» **ACTION ITEM**: Tell how many lines in the data below contain "JSON", using one number as the whole reply.
──────── SUPPLIED ENTRIES ────────
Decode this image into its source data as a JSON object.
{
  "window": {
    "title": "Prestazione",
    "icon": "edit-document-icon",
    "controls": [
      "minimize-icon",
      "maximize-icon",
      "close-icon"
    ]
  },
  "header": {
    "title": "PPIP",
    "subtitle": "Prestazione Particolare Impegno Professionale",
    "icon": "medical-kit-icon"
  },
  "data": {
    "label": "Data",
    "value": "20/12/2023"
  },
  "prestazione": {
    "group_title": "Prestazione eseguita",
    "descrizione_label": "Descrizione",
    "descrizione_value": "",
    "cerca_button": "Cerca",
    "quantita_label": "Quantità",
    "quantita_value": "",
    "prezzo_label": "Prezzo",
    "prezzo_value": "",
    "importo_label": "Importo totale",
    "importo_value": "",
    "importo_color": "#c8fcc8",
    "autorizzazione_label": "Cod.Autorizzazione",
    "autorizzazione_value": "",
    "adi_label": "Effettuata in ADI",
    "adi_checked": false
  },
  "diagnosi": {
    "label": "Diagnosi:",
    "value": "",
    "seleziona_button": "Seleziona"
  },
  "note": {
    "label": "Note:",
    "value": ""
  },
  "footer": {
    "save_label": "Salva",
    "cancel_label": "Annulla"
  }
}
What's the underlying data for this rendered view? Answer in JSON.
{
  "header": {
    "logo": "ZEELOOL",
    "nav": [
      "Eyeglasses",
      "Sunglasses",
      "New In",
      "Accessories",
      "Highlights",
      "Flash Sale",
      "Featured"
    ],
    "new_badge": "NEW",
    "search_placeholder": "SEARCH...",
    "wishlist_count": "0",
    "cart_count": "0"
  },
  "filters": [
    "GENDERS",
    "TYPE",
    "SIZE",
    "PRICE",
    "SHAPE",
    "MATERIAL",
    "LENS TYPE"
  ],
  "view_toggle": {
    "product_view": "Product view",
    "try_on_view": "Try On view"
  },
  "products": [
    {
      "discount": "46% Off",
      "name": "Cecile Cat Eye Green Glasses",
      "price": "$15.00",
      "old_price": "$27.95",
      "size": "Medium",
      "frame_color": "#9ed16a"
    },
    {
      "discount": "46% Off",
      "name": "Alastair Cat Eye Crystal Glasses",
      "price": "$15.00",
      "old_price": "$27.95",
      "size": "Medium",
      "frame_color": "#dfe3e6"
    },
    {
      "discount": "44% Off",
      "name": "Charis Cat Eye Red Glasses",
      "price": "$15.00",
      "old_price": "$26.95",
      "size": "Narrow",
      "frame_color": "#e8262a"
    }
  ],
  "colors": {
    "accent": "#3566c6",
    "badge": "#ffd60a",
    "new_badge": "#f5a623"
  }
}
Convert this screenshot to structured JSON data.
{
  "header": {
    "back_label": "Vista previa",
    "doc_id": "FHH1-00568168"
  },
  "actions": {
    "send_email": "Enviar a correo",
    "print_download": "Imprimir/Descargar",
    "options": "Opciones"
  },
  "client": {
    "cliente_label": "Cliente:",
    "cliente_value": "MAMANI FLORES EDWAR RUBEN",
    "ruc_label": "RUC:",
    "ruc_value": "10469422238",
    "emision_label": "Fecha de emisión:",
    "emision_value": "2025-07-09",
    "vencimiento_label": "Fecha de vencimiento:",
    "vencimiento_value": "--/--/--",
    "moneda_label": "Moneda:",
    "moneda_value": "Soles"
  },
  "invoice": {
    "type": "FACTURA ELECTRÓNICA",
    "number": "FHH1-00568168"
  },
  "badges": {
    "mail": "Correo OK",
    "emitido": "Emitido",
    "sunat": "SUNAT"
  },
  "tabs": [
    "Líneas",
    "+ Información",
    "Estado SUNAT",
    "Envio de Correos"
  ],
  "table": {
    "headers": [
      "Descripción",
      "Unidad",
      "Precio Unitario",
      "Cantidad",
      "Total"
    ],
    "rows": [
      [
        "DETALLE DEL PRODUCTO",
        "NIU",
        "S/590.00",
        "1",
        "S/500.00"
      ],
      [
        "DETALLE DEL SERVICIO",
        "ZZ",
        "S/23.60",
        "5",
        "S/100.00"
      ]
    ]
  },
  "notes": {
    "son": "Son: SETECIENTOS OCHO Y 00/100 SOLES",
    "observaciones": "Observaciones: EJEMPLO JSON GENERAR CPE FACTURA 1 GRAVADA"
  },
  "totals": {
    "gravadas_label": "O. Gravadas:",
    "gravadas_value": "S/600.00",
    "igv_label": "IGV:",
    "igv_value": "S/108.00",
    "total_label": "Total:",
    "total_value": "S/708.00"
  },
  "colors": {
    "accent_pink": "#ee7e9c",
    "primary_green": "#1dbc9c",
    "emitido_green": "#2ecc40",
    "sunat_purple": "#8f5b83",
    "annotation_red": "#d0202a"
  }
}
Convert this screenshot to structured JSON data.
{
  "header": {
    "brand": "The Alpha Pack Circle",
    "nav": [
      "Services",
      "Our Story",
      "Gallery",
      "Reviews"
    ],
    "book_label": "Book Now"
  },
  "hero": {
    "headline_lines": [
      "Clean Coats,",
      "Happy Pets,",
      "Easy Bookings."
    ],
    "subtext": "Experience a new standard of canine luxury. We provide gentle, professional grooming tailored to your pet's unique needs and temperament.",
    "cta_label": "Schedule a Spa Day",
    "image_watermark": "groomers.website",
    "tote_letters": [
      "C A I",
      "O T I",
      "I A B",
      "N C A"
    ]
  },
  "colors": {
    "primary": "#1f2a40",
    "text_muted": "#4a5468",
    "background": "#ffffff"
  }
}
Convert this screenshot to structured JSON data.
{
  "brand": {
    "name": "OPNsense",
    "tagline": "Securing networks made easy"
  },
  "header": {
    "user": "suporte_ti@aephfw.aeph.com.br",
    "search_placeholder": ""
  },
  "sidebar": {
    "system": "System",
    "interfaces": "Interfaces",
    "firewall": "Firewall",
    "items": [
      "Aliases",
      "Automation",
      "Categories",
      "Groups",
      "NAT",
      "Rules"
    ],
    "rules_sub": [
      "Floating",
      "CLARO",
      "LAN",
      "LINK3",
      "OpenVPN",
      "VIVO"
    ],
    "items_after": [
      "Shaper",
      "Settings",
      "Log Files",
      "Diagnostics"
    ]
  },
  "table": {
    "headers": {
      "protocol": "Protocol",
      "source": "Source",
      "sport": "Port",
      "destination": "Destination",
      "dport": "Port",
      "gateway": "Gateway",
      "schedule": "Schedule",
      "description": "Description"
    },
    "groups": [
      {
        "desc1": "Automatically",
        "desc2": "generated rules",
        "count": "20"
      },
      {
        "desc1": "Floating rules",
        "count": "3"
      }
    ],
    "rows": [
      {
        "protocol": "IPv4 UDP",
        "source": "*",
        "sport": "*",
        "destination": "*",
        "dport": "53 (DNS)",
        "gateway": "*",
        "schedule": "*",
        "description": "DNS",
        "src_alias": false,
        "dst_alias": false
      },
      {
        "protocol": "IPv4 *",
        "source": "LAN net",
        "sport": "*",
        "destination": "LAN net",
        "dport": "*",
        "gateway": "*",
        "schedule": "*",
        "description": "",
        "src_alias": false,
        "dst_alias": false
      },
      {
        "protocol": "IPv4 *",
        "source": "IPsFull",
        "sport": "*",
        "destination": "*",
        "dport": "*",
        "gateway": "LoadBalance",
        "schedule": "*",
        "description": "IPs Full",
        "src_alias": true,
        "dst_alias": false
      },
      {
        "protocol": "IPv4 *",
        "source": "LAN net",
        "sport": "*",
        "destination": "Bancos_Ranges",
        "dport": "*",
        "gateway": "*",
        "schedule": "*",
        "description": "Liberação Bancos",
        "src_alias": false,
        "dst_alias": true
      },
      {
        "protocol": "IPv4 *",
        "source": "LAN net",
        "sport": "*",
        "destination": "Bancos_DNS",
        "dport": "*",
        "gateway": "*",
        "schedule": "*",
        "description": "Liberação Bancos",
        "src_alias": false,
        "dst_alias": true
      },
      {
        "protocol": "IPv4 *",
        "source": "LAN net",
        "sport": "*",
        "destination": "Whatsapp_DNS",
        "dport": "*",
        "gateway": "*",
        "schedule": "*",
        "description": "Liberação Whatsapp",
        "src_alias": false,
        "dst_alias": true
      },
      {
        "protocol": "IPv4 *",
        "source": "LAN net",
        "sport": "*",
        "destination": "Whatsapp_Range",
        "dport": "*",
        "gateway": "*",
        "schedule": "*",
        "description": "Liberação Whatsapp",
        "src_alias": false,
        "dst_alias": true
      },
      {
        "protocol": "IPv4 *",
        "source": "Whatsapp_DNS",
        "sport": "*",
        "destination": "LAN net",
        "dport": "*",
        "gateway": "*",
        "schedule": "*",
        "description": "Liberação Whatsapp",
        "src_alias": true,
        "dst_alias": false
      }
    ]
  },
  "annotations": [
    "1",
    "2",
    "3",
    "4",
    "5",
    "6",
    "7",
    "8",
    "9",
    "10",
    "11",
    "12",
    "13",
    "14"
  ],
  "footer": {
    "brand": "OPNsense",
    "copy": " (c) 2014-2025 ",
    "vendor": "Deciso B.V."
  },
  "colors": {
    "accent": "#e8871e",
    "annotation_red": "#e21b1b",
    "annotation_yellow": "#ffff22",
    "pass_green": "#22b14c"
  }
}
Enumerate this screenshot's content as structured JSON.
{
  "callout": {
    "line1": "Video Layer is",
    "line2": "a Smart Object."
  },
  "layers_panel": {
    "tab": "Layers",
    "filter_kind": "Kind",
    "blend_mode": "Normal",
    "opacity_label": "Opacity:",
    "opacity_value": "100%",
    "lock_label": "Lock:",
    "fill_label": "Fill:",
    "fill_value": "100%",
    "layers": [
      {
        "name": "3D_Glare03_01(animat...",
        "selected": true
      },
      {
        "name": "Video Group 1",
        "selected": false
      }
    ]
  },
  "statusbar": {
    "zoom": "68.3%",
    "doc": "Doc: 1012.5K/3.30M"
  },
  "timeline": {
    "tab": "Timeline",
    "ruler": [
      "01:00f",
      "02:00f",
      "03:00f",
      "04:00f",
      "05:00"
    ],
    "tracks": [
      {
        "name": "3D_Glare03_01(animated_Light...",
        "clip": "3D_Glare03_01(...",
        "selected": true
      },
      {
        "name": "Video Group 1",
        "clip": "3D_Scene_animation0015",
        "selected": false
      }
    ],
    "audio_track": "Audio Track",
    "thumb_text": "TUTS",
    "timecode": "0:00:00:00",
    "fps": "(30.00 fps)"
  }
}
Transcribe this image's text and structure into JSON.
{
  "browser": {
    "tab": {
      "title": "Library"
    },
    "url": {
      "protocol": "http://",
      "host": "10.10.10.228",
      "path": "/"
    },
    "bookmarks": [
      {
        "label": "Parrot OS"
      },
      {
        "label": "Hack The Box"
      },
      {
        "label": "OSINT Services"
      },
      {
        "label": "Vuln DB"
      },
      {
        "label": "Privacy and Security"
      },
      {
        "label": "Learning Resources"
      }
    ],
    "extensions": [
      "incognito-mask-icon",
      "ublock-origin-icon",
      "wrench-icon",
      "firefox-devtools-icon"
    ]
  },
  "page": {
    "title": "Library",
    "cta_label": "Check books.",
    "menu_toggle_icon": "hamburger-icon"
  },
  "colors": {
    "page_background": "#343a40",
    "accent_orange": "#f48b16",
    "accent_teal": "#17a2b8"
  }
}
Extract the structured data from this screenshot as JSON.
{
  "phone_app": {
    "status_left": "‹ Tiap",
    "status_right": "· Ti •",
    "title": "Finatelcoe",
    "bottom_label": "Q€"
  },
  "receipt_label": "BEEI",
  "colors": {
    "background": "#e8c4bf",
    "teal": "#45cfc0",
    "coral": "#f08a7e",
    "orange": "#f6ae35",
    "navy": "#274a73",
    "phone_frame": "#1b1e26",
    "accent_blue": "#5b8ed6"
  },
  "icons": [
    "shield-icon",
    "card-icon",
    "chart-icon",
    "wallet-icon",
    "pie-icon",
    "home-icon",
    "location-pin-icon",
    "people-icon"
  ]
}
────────
» **WRITTEN SOLUTION**: 9